Work to be completed:
Which lines mention "Kolkata"? Show each one from the listing.

Provided entries:
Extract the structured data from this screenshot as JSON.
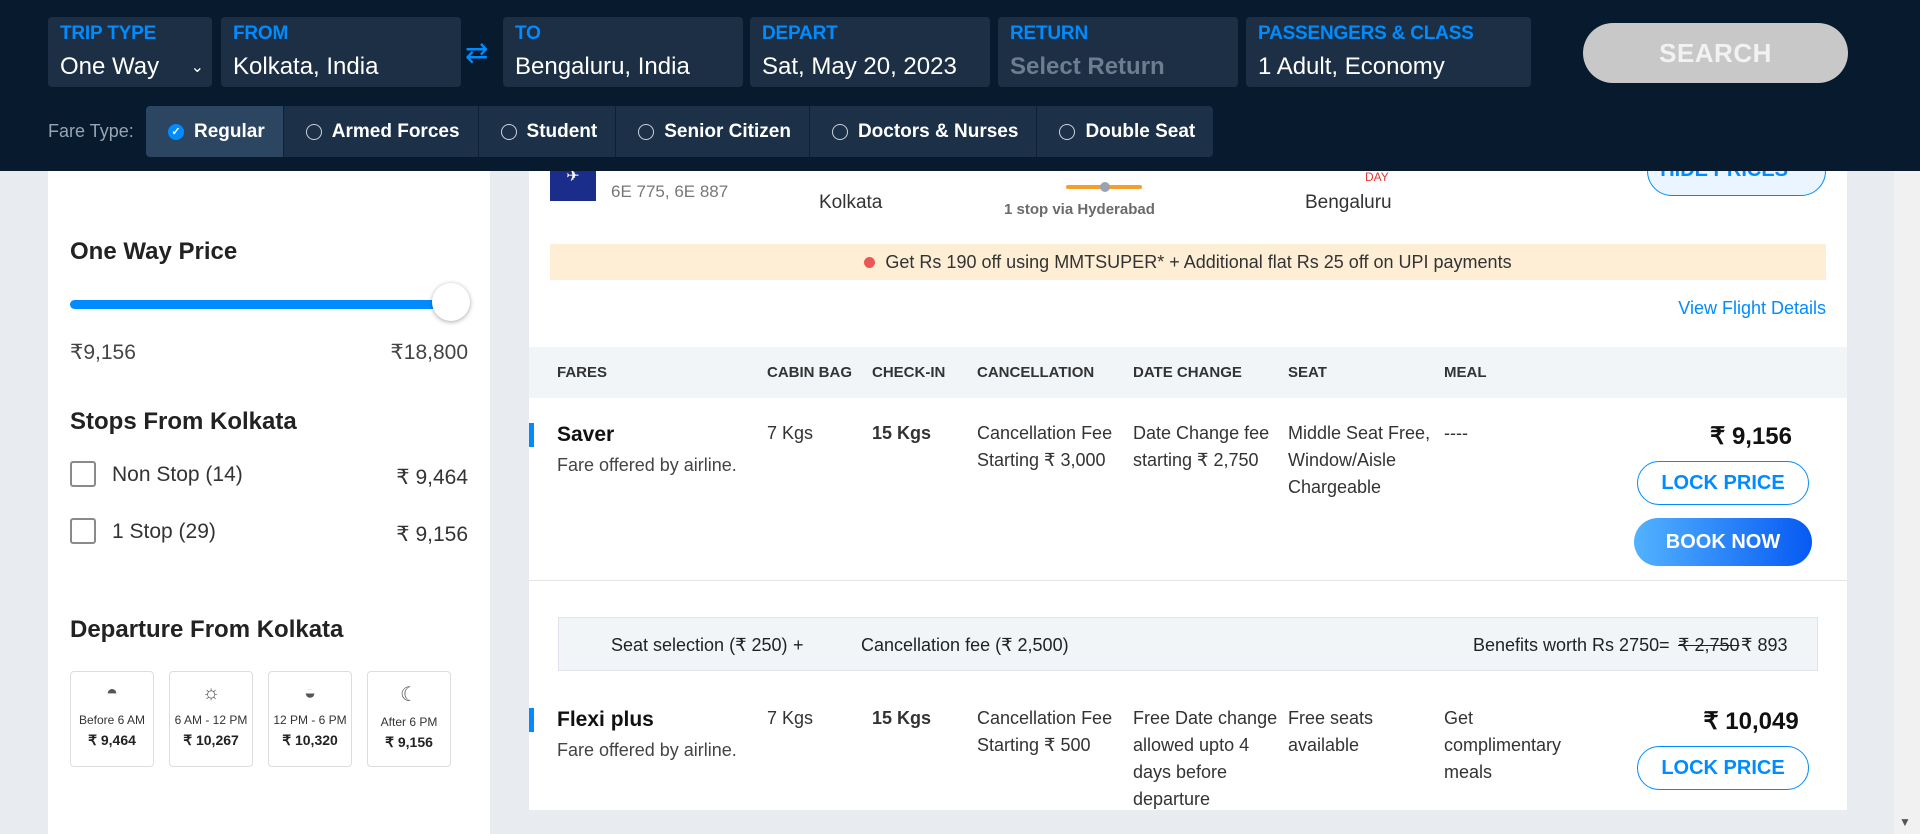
{
  "search": {
    "trip_type": {
      "label": "TRIP TYPE",
      "value": "One Way"
    },
    "from": {
      "label": "FROM",
      "value": "Kolkata, India"
    },
    "to": {
      "label": "TO",
      "value": "Bengaluru, India"
    },
    "depart": {
      "label": "DEPART",
      "value": "Sat, May 20, 2023"
    },
    "return": {
      "label": "RETURN",
      "value": "Select Return"
    },
    "passengers": {
      "label": "PASSENGERS & CLASS",
      "value": "1 Adult, Economy"
    },
    "search_button": "SEARCH",
    "swap_icon": "⇄"
  },
  "fare_type": {
    "label": "Fare Type:",
    "options": [
      "Regular",
      "Armed Forces",
      "Student",
      "Senior Citizen",
      "Doctors & Nurses",
      "Double Seat"
    ],
    "selected": "Regular"
  },
  "filters": {
    "price_title": "One Way Price",
    "price_min": "₹9,156",
    "price_max": "₹18,800",
    "price_slider_fraction": 1.0,
    "stops_title": "Stops From Kolkata",
    "stops": [
      {
        "label": "Non Stop (14)",
        "price": "₹ 9,464"
      },
      {
        "label": "1 Stop (29)",
        "price": "₹ 9,156"
      }
    ],
    "departure_title": "Departure From Kolkata",
    "slots": [
      {
        "icon": "sunrise-icon",
        "label": "Before 6 AM",
        "price": "₹ 9,464"
      },
      {
        "icon": "sun-icon",
        "label": "6 AM - 12 PM",
        "price": "₹ 10,267"
      },
      {
        "icon": "sunset-icon",
        "label": "12 PM - 6 PM",
        "price": "₹ 10,320"
      },
      {
        "icon": "moon-icon",
        "label": "After 6 PM",
        "price": "₹ 9,156"
      }
    ]
  },
  "flight": {
    "numbers": "6E 775, 6E 887",
    "from_city": "Kolkata",
    "stop_info": "1 stop via Hyderabad",
    "to_city": "Bengaluru",
    "day_tag": "DAY",
    "hide_prices": "HIDE PRICES",
    "promo": "Get Rs 190 off using MMTSUPER* + Additional flat Rs 25 off on UPI payments",
    "view_details": "View Flight Details"
  },
  "fare_table": {
    "headers": [
      "FARES",
      "CABIN BAG",
      "CHECK-IN",
      "CANCELLATION",
      "DATE CHANGE",
      "SEAT",
      "MEAL"
    ],
    "rows": [
      {
        "name": "Saver",
        "sub": "Fare offered by airline.",
        "cabin": "7 Kgs",
        "checkin": "15 Kgs",
        "cancellation": "Cancellation Fee Starting ₹ 3,000",
        "date_change": "Date Change fee starting ₹ 2,750",
        "seat": "Middle Seat Free, Window/Aisle Chargeable",
        "meal": "----",
        "price": "₹ 9,156",
        "lock": "LOCK PRICE",
        "book": "BOOK NOW"
      },
      {
        "name": "Flexi plus",
        "sub": "Fare offered by airline.",
        "cabin": "7 Kgs",
        "checkin": "15 Kgs",
        "cancellation": "Cancellation Fee Starting ₹ 500",
        "date_change": "Free Date change allowed upto 4 days before departure",
        "seat": "Free seats available",
        "meal": "Get complimentary meals",
        "price": "₹ 10,049",
        "lock": "LOCK PRICE"
      }
    ],
    "benefits": {
      "seat": "Seat selection (₹ 250)",
      "plus": "+",
      "cancel": "Cancellation fee (₹ 2,500)",
      "worth": "Benefits worth Rs 2750",
      "equals": "=",
      "old_price": "₹ 2,750",
      "new_price": "₹ 893"
    }
  },
  "colors": {
    "header_bg": "#071a2e",
    "accent": "#008cff",
    "promo_bg": "#fdeed5"
  }
}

Task solution:
      "value": "Kolkata, India"
    "stops_title": "Stops From Kolkata",
    "departure_title": "Departure From Kolkata",
    "from_city": "Kolkata",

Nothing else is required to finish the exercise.